  • GBP/AUD downtrend on cusp of a partial reversal 
  • Set to hold 1.75 & may have scope to recover 1.78
  • As RBA sticks with patient, data dependent stance
  • BoE signals risk of a more aggressive rate policy

Image © Newtown Grafitti, Reproduced under CC Licensing.

The Pound to Australian Dollar exchange rate may be in the early stages of partially reversing a steep multi-month slide in a process that could see it better supported above the 1.75 level and possibly even breaking back above the 1.78 handle in the days or weeks ahead. 

Sterling appeared to be drawing dip-buyers from the market around the 1.75 level against the Australian Dollar early in the new week and amid price action that may have been motivated by the seemingly growing risk of a more aggressive Bank of England (BoE) interest rate policy up ahead. 

Chief economist Huw Pill reportedly told the Institute of Chartered Accountants in England and Wales on Tuesday that the BoE is willing to act “more aggressively” in order to bring down inflation in the months ahead, and even if that comes at a cost to the economy. 

This echoed the newly adopted guidance given by the BoE following June’s decision to lift Bank Rate from 1% to 1.25% and came hard on the heels of a Monday speech from Monetary Policy Committee member Catherine Mann, who also advocated for more aggressive action in the months ahead.

“The GBP remains one of our favourite shorts precisely because of the rationale that Mann lays out – the BoE is far less responsive to the inflationary shock than other central banks are,” says Bipan Rai, North American head of FX strategy at CIBC Capital Markets. 


Above: Pound to Australian Dollar rate shown at hourly intervals with Fibonacci retracements of June 16 rally indicating possible areas of short-term technical support for Sterling.
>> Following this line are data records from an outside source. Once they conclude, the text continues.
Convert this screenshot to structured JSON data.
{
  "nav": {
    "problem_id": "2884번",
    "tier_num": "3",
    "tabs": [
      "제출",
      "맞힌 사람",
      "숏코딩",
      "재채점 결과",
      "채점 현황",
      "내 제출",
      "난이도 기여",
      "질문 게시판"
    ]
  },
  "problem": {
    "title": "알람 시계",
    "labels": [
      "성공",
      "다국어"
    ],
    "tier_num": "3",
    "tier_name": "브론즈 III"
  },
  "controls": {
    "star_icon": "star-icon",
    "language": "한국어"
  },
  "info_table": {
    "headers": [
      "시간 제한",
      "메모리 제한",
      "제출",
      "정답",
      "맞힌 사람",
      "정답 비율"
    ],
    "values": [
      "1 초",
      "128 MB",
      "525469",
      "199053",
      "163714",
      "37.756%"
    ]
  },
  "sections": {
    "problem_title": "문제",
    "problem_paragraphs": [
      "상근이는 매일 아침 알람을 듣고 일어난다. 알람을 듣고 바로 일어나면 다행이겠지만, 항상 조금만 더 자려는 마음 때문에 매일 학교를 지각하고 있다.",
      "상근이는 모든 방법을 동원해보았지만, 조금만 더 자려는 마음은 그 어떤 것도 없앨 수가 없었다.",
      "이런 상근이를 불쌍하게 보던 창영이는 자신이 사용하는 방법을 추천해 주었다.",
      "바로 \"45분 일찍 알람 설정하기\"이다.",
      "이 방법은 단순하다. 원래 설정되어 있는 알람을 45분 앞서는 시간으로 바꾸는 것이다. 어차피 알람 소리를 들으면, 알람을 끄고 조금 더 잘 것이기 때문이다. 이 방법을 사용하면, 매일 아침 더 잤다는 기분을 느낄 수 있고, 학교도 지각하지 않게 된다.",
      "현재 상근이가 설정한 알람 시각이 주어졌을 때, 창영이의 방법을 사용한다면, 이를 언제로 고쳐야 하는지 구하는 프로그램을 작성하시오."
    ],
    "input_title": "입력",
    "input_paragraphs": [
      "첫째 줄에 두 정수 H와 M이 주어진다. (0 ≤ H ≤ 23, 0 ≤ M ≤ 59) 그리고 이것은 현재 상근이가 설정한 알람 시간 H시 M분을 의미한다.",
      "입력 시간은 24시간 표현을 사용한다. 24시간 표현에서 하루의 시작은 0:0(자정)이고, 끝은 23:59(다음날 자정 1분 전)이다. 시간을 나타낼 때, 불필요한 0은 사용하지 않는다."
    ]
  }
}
Click image for closer inspection. 


“Prioritizing growth over inflation means that you have to deal with a weaker currency as well,” Rai also said on Tuesday. 
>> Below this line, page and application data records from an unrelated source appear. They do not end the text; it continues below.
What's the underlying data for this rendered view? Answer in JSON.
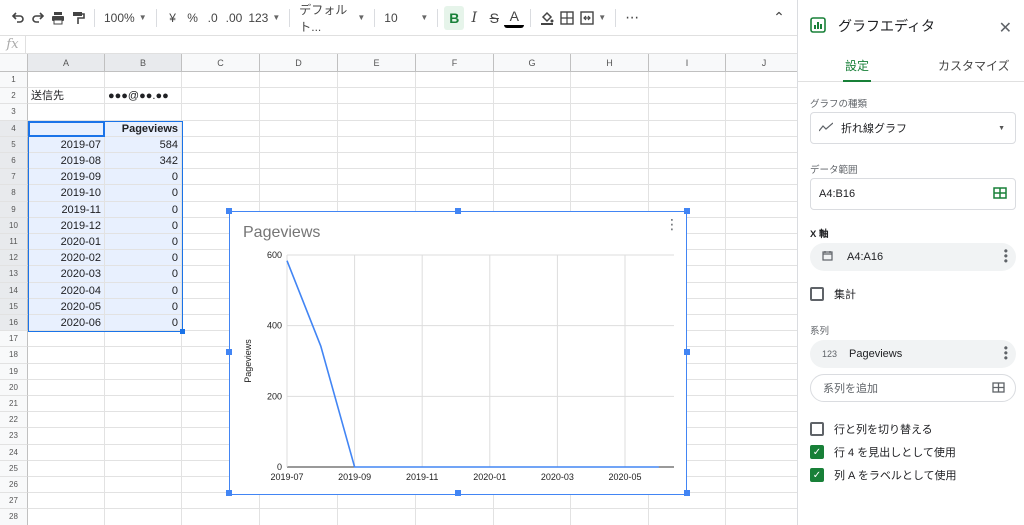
{
  "toolbar": {
    "zoom": "100%",
    "currency": "¥",
    "percent": "%",
    "decimal_less": ".0",
    "decimal_more": ".00",
    "format_123": "123",
    "font": "デフォルト...",
    "font_size": "10",
    "bold": "B",
    "italic": "I",
    "strike": "S",
    "text_color": "A",
    "more": "⋯",
    "collapse": "⌃"
  },
  "formula_bar": {
    "fx": "fx",
    "value": ""
  },
  "grid": {
    "columns": [
      "A",
      "B",
      "C",
      "D",
      "E",
      "F",
      "G",
      "H",
      "I",
      "J"
    ],
    "rows": [
      "1",
      "2",
      "3",
      "4",
      "5",
      "6",
      "7",
      "8",
      "9",
      "10",
      "11",
      "12",
      "13",
      "14",
      "15",
      "16",
      "17",
      "18",
      "19",
      "20",
      "21",
      "22",
      "23",
      "24",
      "25",
      "26",
      "27",
      "28"
    ],
    "cells": {
      "A2": "送信先",
      "B2": "●●●@●●.●●",
      "B4": "Pageviews",
      "data": [
        [
          "2019-07",
          "584"
        ],
        [
          "2019-08",
          "342"
        ],
        [
          "2019-09",
          "0"
        ],
        [
          "2019-10",
          "0"
        ],
        [
          "2019-11",
          "0"
        ],
        [
          "2019-12",
          "0"
        ],
        [
          "2020-01",
          "0"
        ],
        [
          "2020-02",
          "0"
        ],
        [
          "2020-03",
          "0"
        ],
        [
          "2020-04",
          "0"
        ],
        [
          "2020-05",
          "0"
        ],
        [
          "2020-06",
          "0"
        ]
      ]
    }
  },
  "chart_data": {
    "type": "line",
    "title": "Pageviews",
    "xlabel": "",
    "ylabel": "Pageviews",
    "categories": [
      "2019-07",
      "2019-08",
      "2019-09",
      "2019-10",
      "2019-11",
      "2019-12",
      "2020-01",
      "2020-02",
      "2020-03",
      "2020-04",
      "2020-05",
      "2020-06"
    ],
    "series": [
      {
        "name": "Pageviews",
        "values": [
          584,
          342,
          0,
          0,
          0,
          0,
          0,
          0,
          0,
          0,
          0,
          0
        ],
        "color": "#4285f4"
      }
    ],
    "xticks": [
      "2019-07",
      "2019-09",
      "2019-11",
      "2020-01",
      "2020-03",
      "2020-05"
    ],
    "yticks": [
      0,
      200,
      400,
      600
    ],
    "ylim": [
      0,
      600
    ],
    "grid": true
  },
  "panel": {
    "title": "グラフエディタ",
    "close": "✕",
    "tabs": [
      "設定",
      "カスタマイズ"
    ],
    "chart_type_label": "グラフの種類",
    "chart_type_value": "折れ線グラフ",
    "data_range_label": "データ範囲",
    "data_range_value": "A4:B16",
    "x_axis_label": "X 軸",
    "x_axis_value": "A4:A16",
    "aggregate_label": "集計",
    "series_label": "系列",
    "series_icon": "123",
    "series_value": "Pageviews",
    "add_series_placeholder": "系列を追加",
    "options": [
      {
        "label": "行と列を切り替える",
        "checked": false
      },
      {
        "label": "行 4 を見出しとして使用",
        "checked": true
      },
      {
        "label": "列 A をラベルとして使用",
        "checked": true
      }
    ]
  },
  "colors": {
    "accent": "#188038",
    "chart_line": "#4285f4",
    "selection": "#e8f0fe"
  }
}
Catherine Mann argued this week that with the Federal Reserve (Fed) set to raise its interest rate aggressively in the months ahead, and potentially also the European Central Bank (ECB), Sterling would be at risk of further depreciation against the Dollar and Euro without an offset from the BoE. 

This would add further to the inflation challenge faced by the BoE and could, if taken to extremes, compel the bank to take even more aggressive and potentially damaging action at a later date. 

The seemingly more restless mood on the BoE’s Monetary Policy Committee at least appears to contrast with that of the Reserve Bank of Australia (RBA) Board, which recently voted to lift its cash rate by a larger-than-usual increment of 0.50% - leaving it at 0.85%.

“It is important that we chart our way back to an inflation rate in the 2 to 3 per cent target range,” RBA Governor Philip Lowe told the American Chamber of Commerce in Australia (AMCHAM) on Tuesday. 


Above: Australian Dollar exchange rates and performances over selected horizons. Each exchange rate forms a part of the RBA’s trade-weighted or overall measure of the Australian Dollar. Click image for closer inspection. 


“Interest rates have a role to play here, by helping ensure that spending grows broadly in line with the economy's capacity to produce goods and services. Higher interest rates can also directly affect expectations by demonstrating the commitment of the RBA to return inflation to target,” he added.

Governor Lowe did emphasise the importance of having “a credible path back to an inflation rate of 2 to 3 per cent” but later indicated that the RBA is likely to remain patient in its approach to inflation in the months ahead.

He also emphasised that RBA policy decisions will be responsive to Australian and overseas economic data while giving three reasons for why the bank sees inflation as likely to moderate of its own accord next year, ultimately helping to bring it back to within the two-to-three percent target range. 

"High inflation damages the economy, reduces the purchasing power of people's incomes and devalues people's savings. It is also regressive, hurting most those who are least well equipped to protect themselves. So it is important that we chart our way back to an inflation rate in the 2 to 3 per cent target range. We do not need to, nor can we, get there immediately," he said.


Above: Pound to Australian Dollar rate shown at daily intervals with Fibonacci retracements of February fall - induced by the Russian invasion of Ukraine - indicating possible short and medium-term areas of technical resistance for Sterling. Click image for closer inspection. 


"Australia has long had a flexible medium-term inflation target, which, by design, can accommodate deviations of inflation from target. For a number of years inflation was below target and now it is above. What is important here is that we chart a credible path back to an inflation rate of 2 to 3 per cent,” he added.

While Governor Lowe was clear that RBA interest rates are also likely to rise further in the months ahead, it's relevant that Australian inflation has been lower than in many other advanced economies and Tuesday’s remarks belied the level of concern evident in recent statements from the BoE, Fed and others.

This places a question mark over if the RBA will be likely to meet financial market expectations for a steep increase in the Australian cash rate during the months ahead, a question mark that might be likely to act as an additional headwind for the Australian Dollar in weeks ahead.

Expectations implied overnight index swaps - a form of derivative contract that can be used for hedging against, or speculating upon, changes in borrowing costs - suggest that investors and traders see the RBA’s interest rate rising much more steeply this year than those of other central banks. 

To the extent that this is the correct interpretation it would be supportive of GBP/AUD and potentially improves the prospect of it being able to recover above the 1.78 handle in the weeks ahead, which is an area of technical resistance that has stymied Sterling repeatedly this quarter.